**WHAT THE TASK ASKS**
In full and exactly, please return the records, but keep out the pictures.
*** INFORMATION SHOWN ***
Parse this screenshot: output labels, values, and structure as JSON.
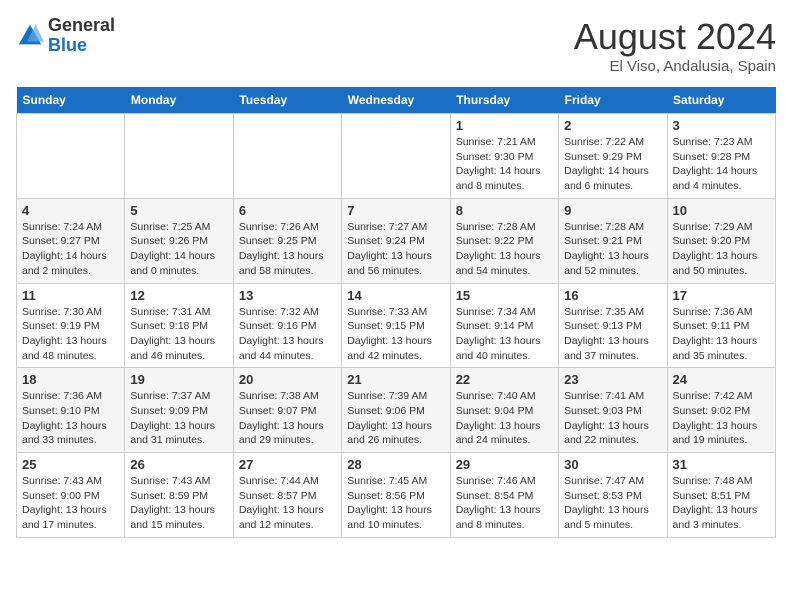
{
  "logo": {
    "general": "General",
    "blue": "Blue"
  },
  "title": {
    "month_year": "August 2024",
    "location": "El Viso, Andalusia, Spain"
  },
  "days_of_week": [
    "Sunday",
    "Monday",
    "Tuesday",
    "Wednesday",
    "Thursday",
    "Friday",
    "Saturday"
  ],
  "weeks": [
    [
      {
        "day": "",
        "info": ""
      },
      {
        "day": "",
        "info": ""
      },
      {
        "day": "",
        "info": ""
      },
      {
        "day": "",
        "info": ""
      },
      {
        "day": "1",
        "info": "Sunrise: 7:21 AM\nSunset: 9:30 PM\nDaylight: 14 hours\nand 8 minutes."
      },
      {
        "day": "2",
        "info": "Sunrise: 7:22 AM\nSunset: 9:29 PM\nDaylight: 14 hours\nand 6 minutes."
      },
      {
        "day": "3",
        "info": "Sunrise: 7:23 AM\nSunset: 9:28 PM\nDaylight: 14 hours\nand 4 minutes."
      }
    ],
    [
      {
        "day": "4",
        "info": "Sunrise: 7:24 AM\nSunset: 9:27 PM\nDaylight: 14 hours\nand 2 minutes."
      },
      {
        "day": "5",
        "info": "Sunrise: 7:25 AM\nSunset: 9:26 PM\nDaylight: 14 hours\nand 0 minutes."
      },
      {
        "day": "6",
        "info": "Sunrise: 7:26 AM\nSunset: 9:25 PM\nDaylight: 13 hours\nand 58 minutes."
      },
      {
        "day": "7",
        "info": "Sunrise: 7:27 AM\nSunset: 9:24 PM\nDaylight: 13 hours\nand 56 minutes."
      },
      {
        "day": "8",
        "info": "Sunrise: 7:28 AM\nSunset: 9:22 PM\nDaylight: 13 hours\nand 54 minutes."
      },
      {
        "day": "9",
        "info": "Sunrise: 7:28 AM\nSunset: 9:21 PM\nDaylight: 13 hours\nand 52 minutes."
      },
      {
        "day": "10",
        "info": "Sunrise: 7:29 AM\nSunset: 9:20 PM\nDaylight: 13 hours\nand 50 minutes."
      }
    ],
    [
      {
        "day": "11",
        "info": "Sunrise: 7:30 AM\nSunset: 9:19 PM\nDaylight: 13 hours\nand 48 minutes."
      },
      {
        "day": "12",
        "info": "Sunrise: 7:31 AM\nSunset: 9:18 PM\nDaylight: 13 hours\nand 46 minutes."
      },
      {
        "day": "13",
        "info": "Sunrise: 7:32 AM\nSunset: 9:16 PM\nDaylight: 13 hours\nand 44 minutes."
      },
      {
        "day": "14",
        "info": "Sunrise: 7:33 AM\nSunset: 9:15 PM\nDaylight: 13 hours\nand 42 minutes."
      },
      {
        "day": "15",
        "info": "Sunrise: 7:34 AM\nSunset: 9:14 PM\nDaylight: 13 hours\nand 40 minutes."
      },
      {
        "day": "16",
        "info": "Sunrise: 7:35 AM\nSunset: 9:13 PM\nDaylight: 13 hours\nand 37 minutes."
      },
      {
        "day": "17",
        "info": "Sunrise: 7:36 AM\nSunset: 9:11 PM\nDaylight: 13 hours\nand 35 minutes."
      }
    ],
    [
      {
        "day": "18",
        "info": "Sunrise: 7:36 AM\nSunset: 9:10 PM\nDaylight: 13 hours\nand 33 minutes."
      },
      {
        "day": "19",
        "info": "Sunrise: 7:37 AM\nSunset: 9:09 PM\nDaylight: 13 hours\nand 31 minutes."
      },
      {
        "day": "20",
        "info": "Sunrise: 7:38 AM\nSunset: 9:07 PM\nDaylight: 13 hours\nand 29 minutes."
      },
      {
        "day": "21",
        "info": "Sunrise: 7:39 AM\nSunset: 9:06 PM\nDaylight: 13 hours\nand 26 minutes."
      },
      {
        "day": "22",
        "info": "Sunrise: 7:40 AM\nSunset: 9:04 PM\nDaylight: 13 hours\nand 24 minutes."
      },
      {
        "day": "23",
        "info": "Sunrise: 7:41 AM\nSunset: 9:03 PM\nDaylight: 13 hours\nand 22 minutes."
      },
      {
        "day": "24",
        "info": "Sunrise: 7:42 AM\nSunset: 9:02 PM\nDaylight: 13 hours\nand 19 minutes."
      }
    ],
    [
      {
        "day": "25",
        "info": "Sunrise: 7:43 AM\nSunset: 9:00 PM\nDaylight: 13 hours\nand 17 minutes."
      },
      {
        "day": "26",
        "info": "Sunrise: 7:43 AM\nSunset: 8:59 PM\nDaylight: 13 hours\nand 15 minutes."
      },
      {
        "day": "27",
        "info": "Sunrise: 7:44 AM\nSunset: 8:57 PM\nDaylight: 13 hours\nand 12 minutes."
      },
      {
        "day": "28",
        "info": "Sunrise: 7:45 AM\nSunset: 8:56 PM\nDaylight: 13 hours\nand 10 minutes."
      },
      {
        "day": "29",
        "info": "Sunrise: 7:46 AM\nSunset: 8:54 PM\nDaylight: 13 hours\nand 8 minutes."
      },
      {
        "day": "30",
        "info": "Sunrise: 7:47 AM\nSunset: 8:53 PM\nDaylight: 13 hours\nand 5 minutes."
      },
      {
        "day": "31",
        "info": "Sunrise: 7:48 AM\nSunset: 8:51 PM\nDaylight: 13 hours\nand 3 minutes."
      }
    ]
  ]
}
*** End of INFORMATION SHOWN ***
**OUTPUT FOR THIS TASK**
Parse this screenshot: output labels, values, and structure as JSON.
{
  "logo": {
    "general": "General",
    "blue": "Blue"
  },
  "title": {
    "month_year": "August 2024",
    "location": "El Viso, Andalusia, Spain"
  },
  "days_of_week": [
    "Sunday",
    "Monday",
    "Tuesday",
    "Wednesday",
    "Thursday",
    "Friday",
    "Saturday"
  ],
  "weeks": [
    [
      {
        "day": "",
        "info": ""
      },
      {
        "day": "",
        "info": ""
      },
      {
        "day": "",
        "info": ""
      },
      {
        "day": "",
        "info": ""
      },
      {
        "day": "1",
        "info": "Sunrise: 7:21 AM\nSunset: 9:30 PM\nDaylight: 14 hours\nand 8 minutes."
      },
      {
        "day": "2",
        "info": "Sunrise: 7:22 AM\nSunset: 9:29 PM\nDaylight: 14 hours\nand 6 minutes."
      },
      {
        "day": "3",
        "info": "Sunrise: 7:23 AM\nSunset: 9:28 PM\nDaylight: 14 hours\nand 4 minutes."
      }
    ],
    [
      {
        "day": "4",
        "info": "Sunrise: 7:24 AM\nSunset: 9:27 PM\nDaylight: 14 hours\nand 2 minutes."
      },
      {
        "day": "5",
        "info": "Sunrise: 7:25 AM\nSunset: 9:26 PM\nDaylight: 14 hours\nand 0 minutes."
      },
      {
        "day": "6",
        "info": "Sunrise: 7:26 AM\nSunset: 9:25 PM\nDaylight: 13 hours\nand 58 minutes."
      },
      {
        "day": "7",
        "info": "Sunrise: 7:27 AM\nSunset: 9:24 PM\nDaylight: 13 hours\nand 56 minutes."
      },
      {
        "day": "8",
        "info": "Sunrise: 7:28 AM\nSunset: 9:22 PM\nDaylight: 13 hours\nand 54 minutes."
      },
      {
        "day": "9",
        "info": "Sunrise: 7:28 AM\nSunset: 9:21 PM\nDaylight: 13 hours\nand 52 minutes."
      },
      {
        "day": "10",
        "info": "Sunrise: 7:29 AM\nSunset: 9:20 PM\nDaylight: 13 hours\nand 50 minutes."
      }
    ],
    [
      {
        "day": "11",
        "info": "Sunrise: 7:30 AM\nSunset: 9:19 PM\nDaylight: 13 hours\nand 48 minutes."
      },
      {
        "day": "12",
        "info": "Sunrise: 7:31 AM\nSunset: 9:18 PM\nDaylight: 13 hours\nand 46 minutes."
      },
      {
        "day": "13",
        "info": "Sunrise: 7:32 AM\nSunset: 9:16 PM\nDaylight: 13 hours\nand 44 minutes."
      },
      {
        "day": "14",
        "info": "Sunrise: 7:33 AM\nSunset: 9:15 PM\nDaylight: 13 hours\nand 42 minutes."
      },
      {
        "day": "15",
        "info": "Sunrise: 7:34 AM\nSunset: 9:14 PM\nDaylight: 13 hours\nand 40 minutes."
      },
      {
        "day": "16",
        "info": "Sunrise: 7:35 AM\nSunset: 9:13 PM\nDaylight: 13 hours\nand 37 minutes."
      },
      {
        "day": "17",
        "info": "Sunrise: 7:36 AM\nSunset: 9:11 PM\nDaylight: 13 hours\nand 35 minutes."
      }
    ],
    [
      {
        "day": "18",
        "info": "Sunrise: 7:36 AM\nSunset: 9:10 PM\nDaylight: 13 hours\nand 33 minutes."
      },
      {
        "day": "19",
        "info": "Sunrise: 7:37 AM\nSunset: 9:09 PM\nDaylight: 13 hours\nand 31 minutes."
      },
      {
        "day": "20",
        "info": "Sunrise: 7:38 AM\nSunset: 9:07 PM\nDaylight: 13 hours\nand 29 minutes."
      },
      {
        "day": "21",
        "info": "Sunrise: 7:39 AM\nSunset: 9:06 PM\nDaylight: 13 hours\nand 26 minutes."
      },
      {
        "day": "22",
        "info": "Sunrise: 7:40 AM\nSunset: 9:04 PM\nDaylight: 13 hours\nand 24 minutes."
      },
      {
        "day": "23",
        "info": "Sunrise: 7:41 AM\nSunset: 9:03 PM\nDaylight: 13 hours\nand 22 minutes."
      },
      {
        "day": "24",
        "info": "Sunrise: 7:42 AM\nSunset: 9:02 PM\nDaylight: 13 hours\nand 19 minutes."
      }
    ],
    [
      {
        "day": "25",
        "info": "Sunrise: 7:43 AM\nSunset: 9:00 PM\nDaylight: 13 hours\nand 17 minutes."
      },
      {
        "day": "26",
        "info": "Sunrise: 7:43 AM\nSunset: 8:59 PM\nDaylight: 13 hours\nand 15 minutes."
      },
      {
        "day": "27",
        "info": "Sunrise: 7:44 AM\nSunset: 8:57 PM\nDaylight: 13 hours\nand 12 minutes."
      },
      {
        "day": "28",
        "info": "Sunrise: 7:45 AM\nSunset: 8:56 PM\nDaylight: 13 hours\nand 10 minutes."
      },
      {
        "day": "29",
        "info": "Sunrise: 7:46 AM\nSunset: 8:54 PM\nDaylight: 13 hours\nand 8 minutes."
      },
      {
        "day": "30",
        "info": "Sunrise: 7:47 AM\nSunset: 8:53 PM\nDaylight: 13 hours\nand 5 minutes."
      },
      {
        "day": "31",
        "info": "Sunrise: 7:48 AM\nSunset: 8:51 PM\nDaylight: 13 hours\nand 3 minutes."
      }
    ]
  ]
}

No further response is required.